April 12, 2010
Gods and Moneylenders
Ram wants to be a journalist. He, along with his friend Hanuman, is in BA second year. Ravana is a moneylender. This is the fourth consecutive year that they have come from Moradabad to enact the Ramlila at the Ramlila ground near Turkman Gate in old Delhi. Though they do not get paid for the part they play, they are more than happy to be a part of something that lets them be local celebrities for ten days. Many of the actors are part of Adarsh Kala Sangam, a small theatre group in Moradabad. The rest are enthusiastic kids from the local neighborhood of old Delhi, most of whom eagerly play parts in either the monkey or the demon army.
Dr. Pradeep Kumar Sharma, who owns the Adarsh Kala Sangam, has been directing the Ramlila since 1966. His wife, Jeevan Lata, has been pitching in as the main make-up artiste of the group for the past thirty years. A large tent behind the stage serves as the green room which is strewn with colorful costumes, masks, bows and arrows, swords, crowns and monkey tails made of rolled cloth. The makeup consists of the usual cheap makeup stuff apart from all kinds of paints.
The Ramlila at the Ramlila ground is believed to be the oldest running Ramlila in Delhi, apparently started at the time of the last Mughal emperor, Bahadur Shah Zafar.

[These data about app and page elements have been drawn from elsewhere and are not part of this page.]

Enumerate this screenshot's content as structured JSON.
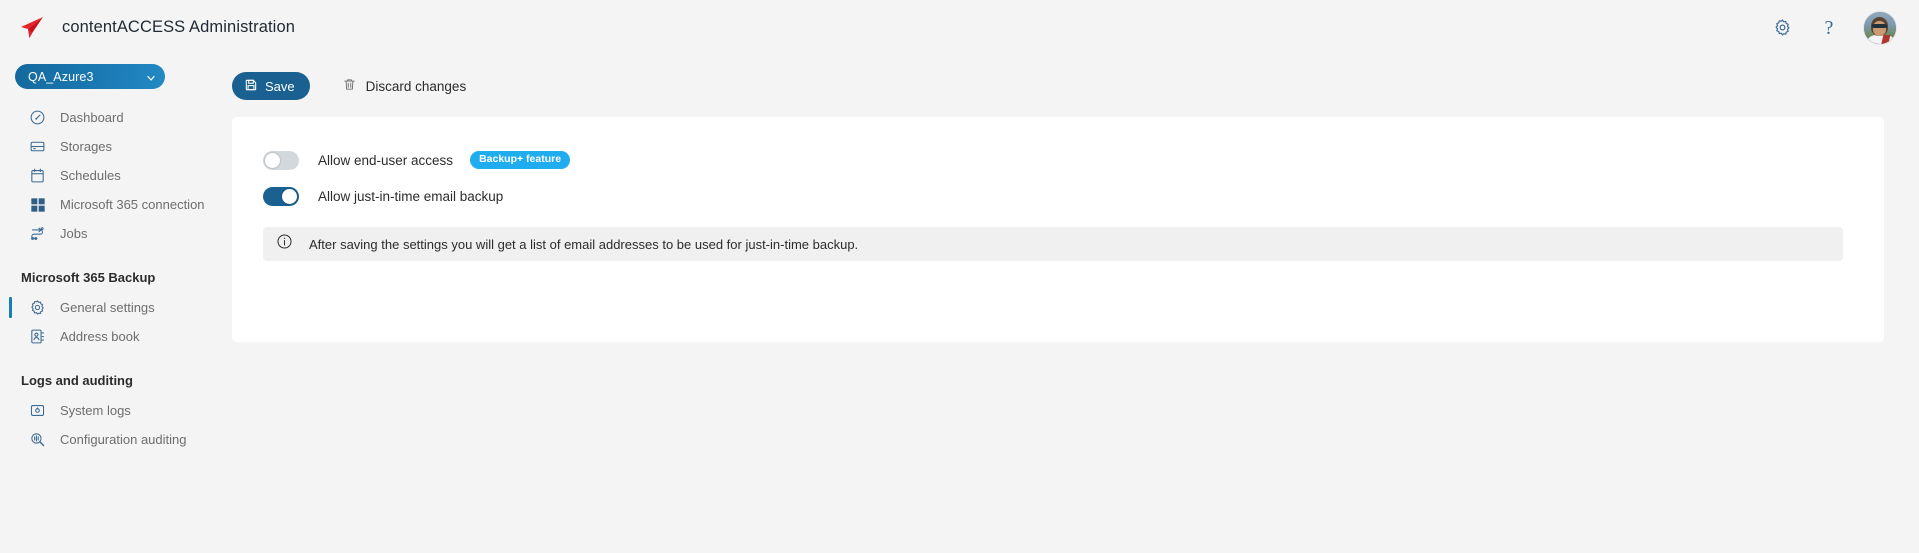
{
  "header": {
    "logo_icon": "paper-plane-logo",
    "title": "contentACCESS Administration",
    "settings_icon": "gear-icon",
    "help_icon": "question-mark-icon",
    "help_glyph": "?",
    "avatar_icon": "user-avatar",
    "accent_color": "#e8232a"
  },
  "sidebar": {
    "tenant": {
      "label": "QA_Azure3",
      "chevron_icon": "chevron-down-icon"
    },
    "items": [
      {
        "label": "Dashboard",
        "icon": "dashboard-gauge-icon",
        "active": false
      },
      {
        "label": "Storages",
        "icon": "storage-drive-icon",
        "active": false
      },
      {
        "label": "Schedules",
        "icon": "calendar-icon",
        "active": false
      },
      {
        "label": "Microsoft 365 connection",
        "icon": "microsoft-grid-icon",
        "active": false
      },
      {
        "label": "Jobs",
        "icon": "jobs-flow-icon",
        "active": false
      }
    ],
    "groups": [
      {
        "title": "Microsoft 365 Backup",
        "items": [
          {
            "label": "General settings",
            "icon": "gear-icon",
            "active": true
          },
          {
            "label": "Address book",
            "icon": "address-book-icon",
            "active": false
          }
        ]
      },
      {
        "title": "Logs and auditing",
        "items": [
          {
            "label": "System logs",
            "icon": "system-logs-icon",
            "active": false
          },
          {
            "label": "Configuration auditing",
            "icon": "audit-search-icon",
            "active": false
          }
        ]
      }
    ],
    "active_indicator_color": "#1b7db8"
  },
  "toolbar": {
    "save_label": "Save",
    "save_icon": "floppy-disk-icon",
    "save_color": "#1a6191",
    "discard_label": "Discard changes",
    "discard_icon": "trash-icon"
  },
  "settings": {
    "rows": [
      {
        "label": "Allow end-user access",
        "enabled": false,
        "badge": "Backup+ feature",
        "badge_color": "#1fadef"
      },
      {
        "label": "Allow just-in-time email backup",
        "enabled": true,
        "badge": null,
        "badge_color": null
      }
    ],
    "info": {
      "icon": "info-circle-icon",
      "text": "After saving the settings you will get a list of email addresses to be used for just-in-time backup."
    }
  }
}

According to Dr. Pradeep Sharma, the only major difference over the years is that the lights and sound systems have become better than they were before, but the message in Ram's story is as relevant today as ever. The thousands of mesmerized people watching the Ramlila confirm his belief that the magic hasn't diminished over the long period of time, even though it faces tough competition to modern inventions like television.